Captain James John Dudgeon was paymaster of the 22nd Regiment, stationed in Fredericton at the time of Confederation. He and Colonel F.P. Harding, C.B. 22nd Regiment, who commanded Her Majesty’s Troops in New Brunswick, were brother officers.

The burial record at the Cathedral reads "James John Dudgeon, Jan. 5, 1867. 37 years." Only six months prior to the death of Captain Dudgeon, Bishop Medley had christened Frederick Annesley (1866-1943), infant son of James John and Elizabeth Maria Dudgeon. Mr. George T. Taylor, the artist and pioneer photographer, photographed the graveside ceremony during the firing of the salute at Captain Dudgeon’s funeral.

Doak and Tufts


Mrs. Margaret Doak claims lot #10, 8 x 10 NEW PART bounded NORTH by Thomas Stewart’s lot, WEST by a wooden paling — This lot enclosed by a wooden fence and is marked by a monument to MRS. WILLIAM TUFTS. This lot purchased from Henry Chestnut in 1861, he then being secretary of the citizens committee.

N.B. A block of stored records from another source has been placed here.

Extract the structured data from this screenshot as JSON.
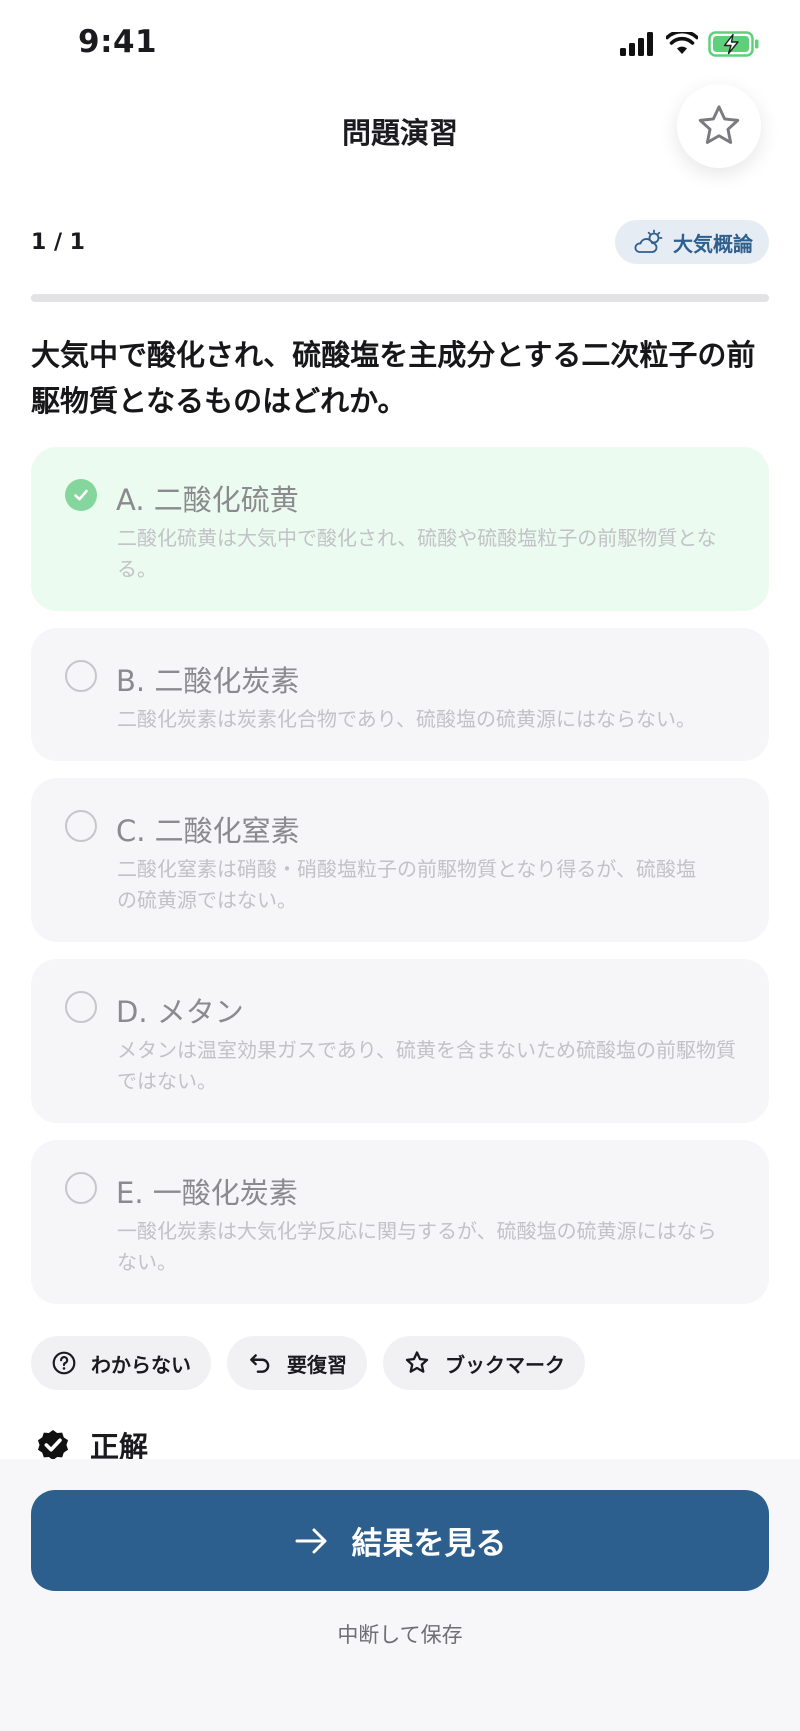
{
  "status_bar": {
    "time": "9:41"
  },
  "nav": {
    "title": "問題演習",
    "bookmark_icon": "star-outline-icon"
  },
  "progress": {
    "count": "1 / 1",
    "fraction": 1.0
  },
  "category": {
    "label": "大気概論",
    "icon": "cloud-sun-icon"
  },
  "question": {
    "text": "大気中で酸化され、硫酸塩を主成分とする二次粒子の前駆物質となるものはどれか。"
  },
  "options": [
    {
      "title": "A. 二酸化硫黄",
      "explanation": "二酸化硫黄は大気中で酸化され、硫酸や硫酸塩粒子の前駆物質となる。",
      "correct": true
    },
    {
      "title": "B. 二酸化炭素",
      "explanation": "二酸化炭素は炭素化合物であり、硫酸塩の硫黄源にはならない。",
      "correct": false
    },
    {
      "title": "C. 二酸化窒素",
      "explanation": "二酸化窒素は硝酸・硝酸塩粒子の前駆物質となり得るが、硫酸塩の硫黄源ではない。",
      "correct": false
    },
    {
      "title": "D. メタン",
      "explanation": "メタンは温室効果ガスであり、硫黄を含まないため硫酸塩の前駆物質ではない。",
      "correct": false
    },
    {
      "title": "E. 一酸化炭素",
      "explanation": "一酸化炭素は大気化学反応に関与するが、硫酸塩の硫黄源にはならない。",
      "correct": false
    }
  ],
  "actions": {
    "unknown_label": "わからない",
    "review_label": "要復習",
    "bookmark_label": "ブックマーク"
  },
  "result": {
    "label": "正解"
  },
  "footer": {
    "cta_label": "結果を見る",
    "save_label": "中断して保存"
  },
  "colors": {
    "primary": "#2c5f8d",
    "correct_bg": "#ebfbef",
    "correct_check": "#84d69c",
    "chip_bg": "#e5ecf4",
    "chip_text": "#2f5f8c"
  }
}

In 1886 there were seven graves in this lot, marked "W. Tufts" on the plan. A high square stone marks the graves.

In memory of Andrew Doak, 1836-1871, also his wife Margaret, 1837-1906.

Joseph S. 1867-1873, Rebecca, 1861-1880, Margaret J., 1863-1882, children of A. and M. Doak.

In memory of Isabella, wife of William Tufts, died March 26, 1865 aged 26 years. Also their daughter Isabella J. died May 21, 1865.

Andrew Doak was a millman. He lived at the eastern end of Fredericton on the Doak Road. John Doak, his father, was a farmer. All members of John Doak’s family were born in Ireland, except his youngest son, John.

Two unmarried sisters of Andrew Doak, Sarah Jane, aged 32, milliner, and Mary Ann, 23, were living together in Fredericton in 1861. They are thought to be buried here, as well as Margaret Doak’s older sister, Ann Hood, who was one of Andrew’s household. In 1871, Margaret was widowed leaving her with a family of four daughters: Rebecca, 10; Margaret, 8; Isabella, 6; and Alice, one year.

Isabella, buried here with her child, was the first wife of William Tufts and sister to Andrew Doak. William Tufts was a shoemaker on Queen Street. He lived in Westmorland Street. In 1878 he is described as a Boot and Shoe Manufacturer. In 1867, William Tufts married, secondly, Mary, a daughter of Robert Wallace and his wife Mary Strachan. They lived in Marysville where he died and was buried. His widow is buried with her parents in an unmarked grave elsewhere in this burial ground.